New capabilities for a cutting-edge in vivo imaging method: activatable photoacoustic contrast agent
The recent invention of an imaging method that promises to bridge the gap between microscopy and current low-resolution imaging methods used in the clinic, such as X-ray tomography, has spurred the introduction of a host of new contrast agents to enable detection of specific molecules. This imaging method, called photoacoustic tomography (PAT), was established roughly ten years ago and detects the ultrasonic waves produced when colored molecules absorb light. All photoacoustic imaging agents so far introduced detect disease by binding to proteins present at higher-than-normal concentrations in disease sites. As even unbound contrast agents produce signal, however, considerable background signal may remain; to more clearly distinguish disease sites from healthy tissue, activatable contrast agents that only produce signal upon encountering disease characteristics could be adapted from those already in use in optical imaging.
A research group at Stanford led by Jianghong Rao recently saw an opportunity for the materials they have developed for use in solar cells to serve as photoacoustic imaging agents. Because these semiconducting pi-conjugated polymers are designed to absorb near infrared light efficiently, the investigators hypothesized that they would produce high photoacoustic signal. Further, by incorporating a dye that’s inactivated by certain reactive oxygen species (ROS) into nanoparticles composed of one of these polymers, they created an “activatable” agent. ROS are present at higher-than-normal levels in atherosclerotic plaques, tumors, and degenerating brain tissue, so many ROS-activated imaging agents have been developed towards the goals of early detection and examining the role of ROS in the progression of these diseases. In the present design, the ratio of the signal of the semiconducting polymer (which remains constant) to that of the ROS-responsive dye correlates with the concentration of ROS with which it reacts.
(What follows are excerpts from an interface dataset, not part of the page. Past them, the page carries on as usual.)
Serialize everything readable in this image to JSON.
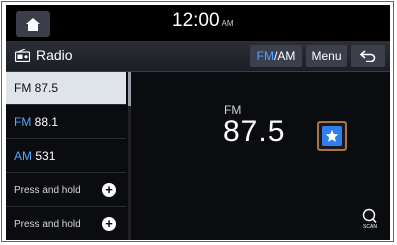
{
  "status": {
    "time": "12:00",
    "ampm": "AM"
  },
  "titlebar": {
    "title": "Radio",
    "fm": "FM",
    "am": "/AM",
    "menu": "Menu"
  },
  "presets": [
    {
      "band": "FM",
      "freq": "87.5"
    },
    {
      "band": "FM",
      "freq": "88.1"
    },
    {
      "band": "AM",
      "freq": "531"
    },
    {
      "text": "Press and hold"
    },
    {
      "text": "Press and hold"
    }
  ],
  "main": {
    "band": "FM",
    "frequency": "87.5"
  },
  "scan": {
    "label": "SCAN"
  },
  "colors": {
    "accent": "#4fa7ff",
    "favorite": "#2f80ed",
    "highlight_border": "#a87547",
    "frame": "#e0301e"
  },
  "icons": [
    "home-icon",
    "radio-icon",
    "back-arrow-icon",
    "star-icon",
    "plus-icon",
    "scan-icon"
  ]
}
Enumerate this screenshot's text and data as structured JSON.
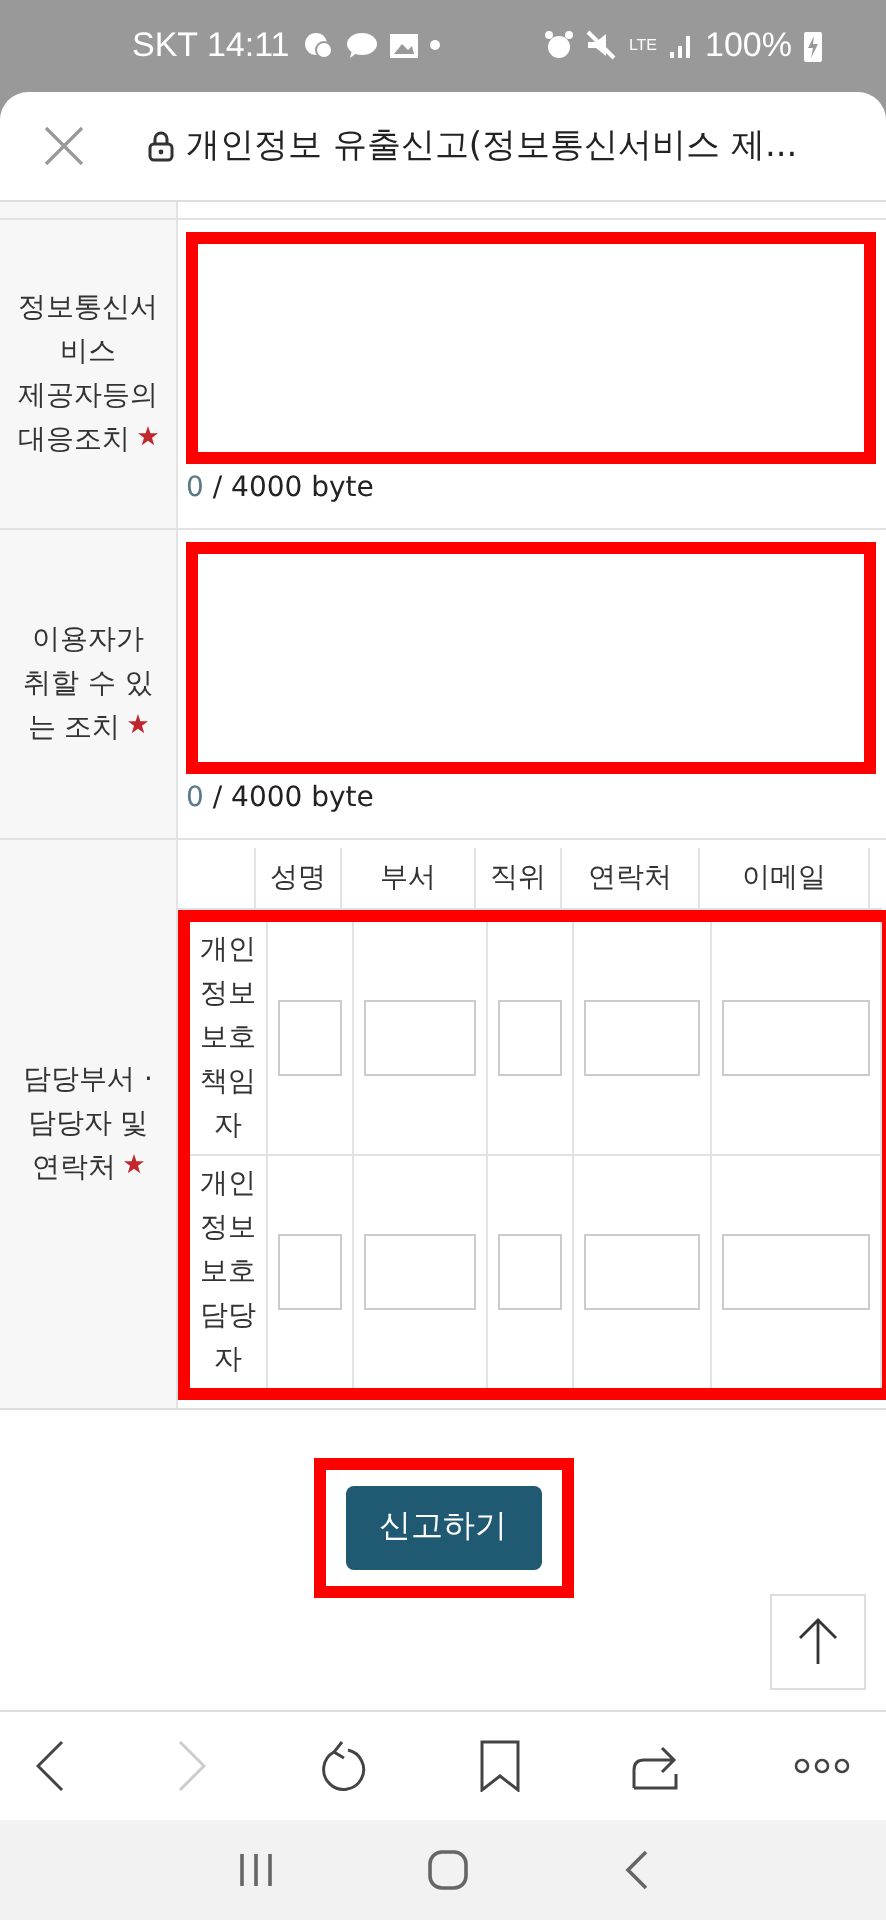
{
  "status_bar": {
    "carrier_time": "SKT 14:11",
    "network": "LTE",
    "battery": "100%"
  },
  "header": {
    "title": "개인정보 유출신고(정보통신서비스 제..."
  },
  "form": {
    "rows": [
      {
        "kind": "textarea",
        "label_lines": [
          "정보통신서",
          "비스",
          "제공자등의",
          "대응조치"
        ],
        "required": true,
        "highlighted": true,
        "count": "0",
        "limit": "/ 4000 byte"
      },
      {
        "kind": "textarea",
        "label_lines": [
          "이용자가",
          "취할 수 있",
          "는 조치"
        ],
        "required": true,
        "highlighted": true,
        "count": "0",
        "limit": "/ 4000 byte"
      },
      {
        "kind": "contacts",
        "label_lines": [
          "담당부서 ·",
          "담당자 및",
          "연락처"
        ],
        "required": true,
        "highlighted": true,
        "columns": [
          "성명",
          "부서",
          "직위",
          "연락처",
          "이메일"
        ],
        "people": [
          "개인정보보호책임자",
          "개인정보보호담당자"
        ]
      }
    ]
  },
  "submit": {
    "label": "신고하기",
    "highlighted": true
  }
}
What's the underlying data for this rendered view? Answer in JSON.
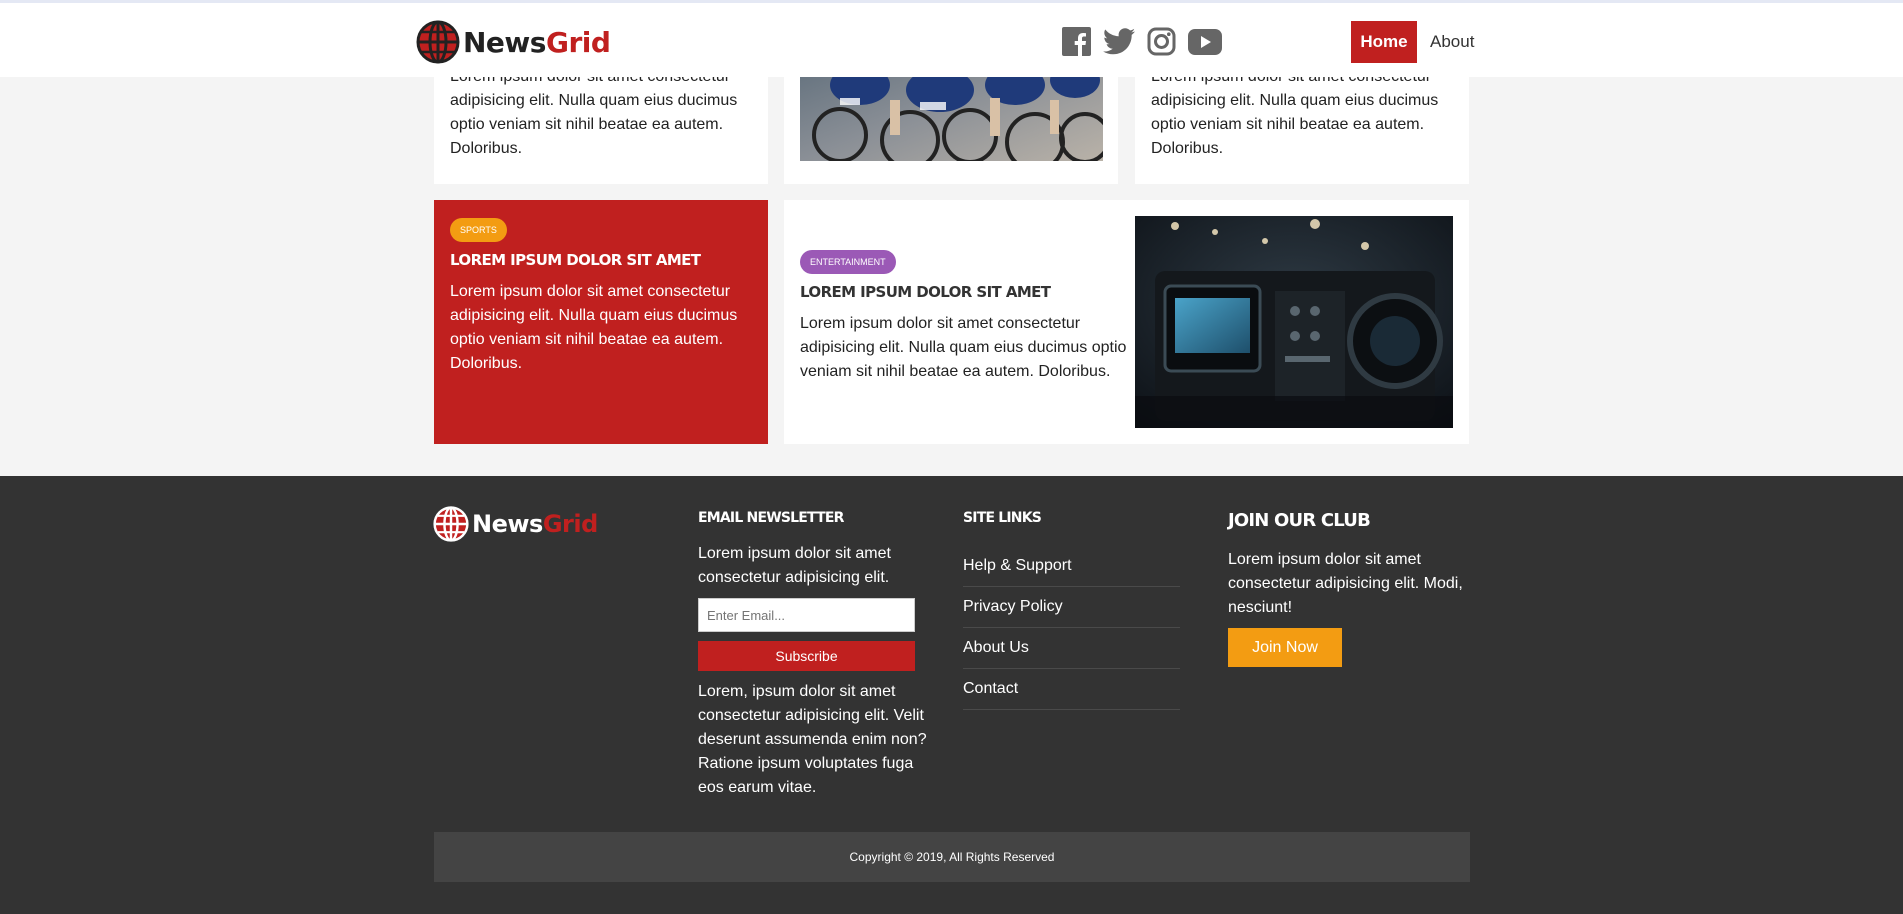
{
  "brand": {
    "name_part1": "News",
    "name_part2": "Grid"
  },
  "social": [
    {
      "icon": "facebook-icon"
    },
    {
      "icon": "twitter-icon"
    },
    {
      "icon": "instagram-icon"
    },
    {
      "icon": "youtube-icon"
    }
  ],
  "nav": {
    "home": "Home",
    "about": "About"
  },
  "cards": {
    "top_left_text": "Lorem ipsum dolor sit amet consectetur adipisicing elit. Nulla quam eius ducimus optio veniam sit nihil beatae ea autem. Doloribus.",
    "top_right_text": "Lorem ipsum dolor sit amet consectetur adipisicing elit. Nulla quam eius ducimus optio veniam sit nihil beatae ea autem. Doloribus.",
    "sports": {
      "badge": "Sports",
      "title": "Lorem ipsum dolor sit amet",
      "text": "Lorem ipsum dolor sit amet consectetur adipisicing elit. Nulla quam eius ducimus optio veniam sit nihil beatae ea autem. Doloribus."
    },
    "entertainment": {
      "badge": "Entertainment",
      "title": "Lorem ipsum dolor sit amet",
      "text": "Lorem ipsum dolor sit amet consectetur adipisicing elit. Nulla quam eius ducimus optio veniam sit nihil beatae ea autem. Doloribus."
    }
  },
  "footer": {
    "newsletter": {
      "heading": "Email Newsletter",
      "intro": "Lorem ipsum dolor sit amet consectetur adipisicing elit.",
      "placeholder": "Enter Email...",
      "button": "Subscribe",
      "outro": "Lorem, ipsum dolor sit amet consectetur adipisicing elit. Velit deserunt assumenda enim non? Ratione ipsum voluptates fuga eos earum vitae."
    },
    "site_links": {
      "heading": "Site Links",
      "items": [
        "Help & Support",
        "Privacy Policy",
        "About Us",
        "Contact"
      ]
    },
    "club": {
      "heading": "Join Our Club",
      "text": "Lorem ipsum dolor sit amet consectetur adipisicing elit. Modi, nesciunt!",
      "button": "Join Now"
    },
    "copyright": "Copyright © 2019, All Rights Reserved"
  },
  "colors": {
    "accent": "#c0201f",
    "orange": "#f39c12",
    "purple": "#9b59b6",
    "footer_bg": "#333333"
  }
}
The team, led by first author Kanyi Pu, demonstrated in a Nature Nanotechnology paper that nanoparticles of one type of semiconducting polymer provides much greater photoacoustic signal on a per mass basis than gold nanorods or carbon nanotubes in vitro and in vivo. (Not all of these polymers work equally well for this purpose; the study began by comparing two, and the polymer used in later experiments has four-fold greater signal.) They also showed that the activatable version detects inflammation caused by treatment with an immune-activating agent (zymosan).
While this is a clever demonstration of the potential relevance of this class of materials to photoacoustic imaging, the usefulness of this advance remains far from clear. As this is the first use of these materials in animals and involved only one acute exposure, their safety must be examined much more thoroughly. Another caveat is that while induced inflammation is detectable with this approach, ROS levels characteristic of chronic diseases may be less easily distinguished. More broadly, while PAT is a hot topic, the method is only now being introduced to the clinic (so far in non-contrast-enhanced applications, such as monitoring breast cancer response to therapy by measuring blood volume and oxygenation).